Chapter 8 – The last chapter does well to bring this journey of TJM to a close. Bill and Louie go to great lengths to mention how the TJM technique does not belong to any one profession, nor should it! Thrust joint manipulation is a tool to help improve outcomes for our patients. In reality, it has never belonged to any one profession when you look at the history of it. Hopefully, readers will gain valuable insight from these chapters and use them in a safe and educated manner to improve the quality of life and overall function for their patients.
When: In regard to the question of when… the answer is undoubtedly NOW! Bill and Louie make a marvelous case that the skills taught within the pages of this book are designed for the young clinician, up to the seasoned clinician. For myself, having an interest in TJM ever since my initial education in DPT school, I’ve acquired a large number of books (both old and new) dedicated to this subject. I can certainly say with the utmost confidence that this book is truly unique in its presentation and content.

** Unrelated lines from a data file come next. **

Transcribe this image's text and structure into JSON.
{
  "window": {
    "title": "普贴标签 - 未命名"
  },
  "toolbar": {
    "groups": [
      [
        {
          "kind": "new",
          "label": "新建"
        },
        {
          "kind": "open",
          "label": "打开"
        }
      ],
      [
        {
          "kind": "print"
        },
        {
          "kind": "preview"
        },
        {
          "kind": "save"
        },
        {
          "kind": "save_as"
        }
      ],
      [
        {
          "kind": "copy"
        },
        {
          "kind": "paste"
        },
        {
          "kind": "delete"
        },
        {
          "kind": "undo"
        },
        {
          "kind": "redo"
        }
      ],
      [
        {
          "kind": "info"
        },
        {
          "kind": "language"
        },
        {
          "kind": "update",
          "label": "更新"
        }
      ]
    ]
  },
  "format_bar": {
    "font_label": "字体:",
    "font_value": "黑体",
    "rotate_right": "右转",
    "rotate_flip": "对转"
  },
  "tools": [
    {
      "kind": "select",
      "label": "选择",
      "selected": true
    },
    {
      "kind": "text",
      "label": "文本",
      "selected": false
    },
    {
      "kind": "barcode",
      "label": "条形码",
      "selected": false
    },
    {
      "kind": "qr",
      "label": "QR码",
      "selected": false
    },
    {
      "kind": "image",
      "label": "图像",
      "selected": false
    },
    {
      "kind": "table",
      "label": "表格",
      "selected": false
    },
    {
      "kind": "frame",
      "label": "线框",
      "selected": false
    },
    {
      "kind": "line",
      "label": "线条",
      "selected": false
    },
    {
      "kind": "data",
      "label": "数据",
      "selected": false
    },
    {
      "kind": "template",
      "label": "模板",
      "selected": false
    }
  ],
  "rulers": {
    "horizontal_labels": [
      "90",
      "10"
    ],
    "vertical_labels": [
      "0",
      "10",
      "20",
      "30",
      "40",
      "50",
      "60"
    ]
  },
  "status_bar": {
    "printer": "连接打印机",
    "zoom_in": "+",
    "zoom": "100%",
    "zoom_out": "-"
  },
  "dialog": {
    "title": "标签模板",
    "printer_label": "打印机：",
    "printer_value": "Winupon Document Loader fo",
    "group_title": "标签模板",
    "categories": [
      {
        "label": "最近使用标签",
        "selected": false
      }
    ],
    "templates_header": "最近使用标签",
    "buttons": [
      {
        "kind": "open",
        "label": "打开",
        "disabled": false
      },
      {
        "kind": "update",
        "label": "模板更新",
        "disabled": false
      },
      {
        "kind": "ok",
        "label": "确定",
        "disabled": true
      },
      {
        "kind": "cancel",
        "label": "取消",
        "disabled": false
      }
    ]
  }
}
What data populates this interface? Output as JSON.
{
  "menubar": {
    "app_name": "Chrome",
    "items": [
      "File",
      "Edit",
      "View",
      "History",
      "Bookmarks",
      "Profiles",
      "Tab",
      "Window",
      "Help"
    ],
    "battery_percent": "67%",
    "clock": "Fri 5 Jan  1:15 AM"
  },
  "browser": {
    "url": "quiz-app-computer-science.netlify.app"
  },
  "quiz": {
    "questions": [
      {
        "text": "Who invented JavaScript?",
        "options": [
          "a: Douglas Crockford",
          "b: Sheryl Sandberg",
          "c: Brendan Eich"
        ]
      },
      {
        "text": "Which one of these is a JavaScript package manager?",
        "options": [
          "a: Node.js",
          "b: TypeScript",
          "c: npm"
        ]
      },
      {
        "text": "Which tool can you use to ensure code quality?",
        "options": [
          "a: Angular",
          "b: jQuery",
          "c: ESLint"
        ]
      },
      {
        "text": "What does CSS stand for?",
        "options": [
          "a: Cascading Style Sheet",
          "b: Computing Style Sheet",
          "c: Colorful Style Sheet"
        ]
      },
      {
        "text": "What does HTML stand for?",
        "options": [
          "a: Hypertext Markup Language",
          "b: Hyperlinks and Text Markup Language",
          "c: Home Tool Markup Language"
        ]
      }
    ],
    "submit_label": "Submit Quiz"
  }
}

Where: Thrust Joint Manipulation Skills For The Spine can be located exclusively on the OPTP website at the following link – https://www.optp.com/Thrust-Joint-Manipulation-Skills-for-the-Spine
Why: The least selfish answer to the question of “Why should I bother buying and studying this book?” is easily answered early on in the book. Louie and Bill make a good case that patients benefit more when TJM is utilized, where appropriate. Need there be another answer when the most obvious one is that patients’ outcomes are better when TJM is employed (again, when appropriate)? Well, I’ll try and mention a few others. Not only are the types of techniques presented effective, but the manner in which they are presented is impressive. Particular detail has been given to ensure success for the reader. Next, the “drills for skills” presented in chapter five do a rather impressive job of answering the age-old question of “what can I do to get better?” TJM is a psychomotor skill that requires a lot of practice. Now, armed with the strategies from Louie and Bill’s book… that question is pretty darn close to being answered once-and-for-all.
How: No book like this is worth reading unless the person reading it has an idea of “How do I get good at doing what is in here?” Since TJM can require a lot of skill, as well as confidence, before utilizing as an intervention with a patient, practice is key. Luckily, the drills presented (as mentioned earlier) are a perfect place to start. Also, thanks to the extensive list of literature in chapter 2, the reader has a good idea of exactly which patients will benefit from TJM. Therefore, confidence is automatically built-in for the clinician-patient that TJM will be beneficial… so less apprehension on the clinician’s part. However, the reader would do well to fully understand who NOT to use TJM with… it just so happens that Louie and Bill include an entire chapter on this subject. Again, to help the reader gain confidence in using TJM for the benefit of their patients. Now, further equipped with drills to improve technique, knowledge of who will benefit from TJM, and knowledge of who NOT to perform TJM on, the reader should be much more comfortable utilizing the techniques presented in the book.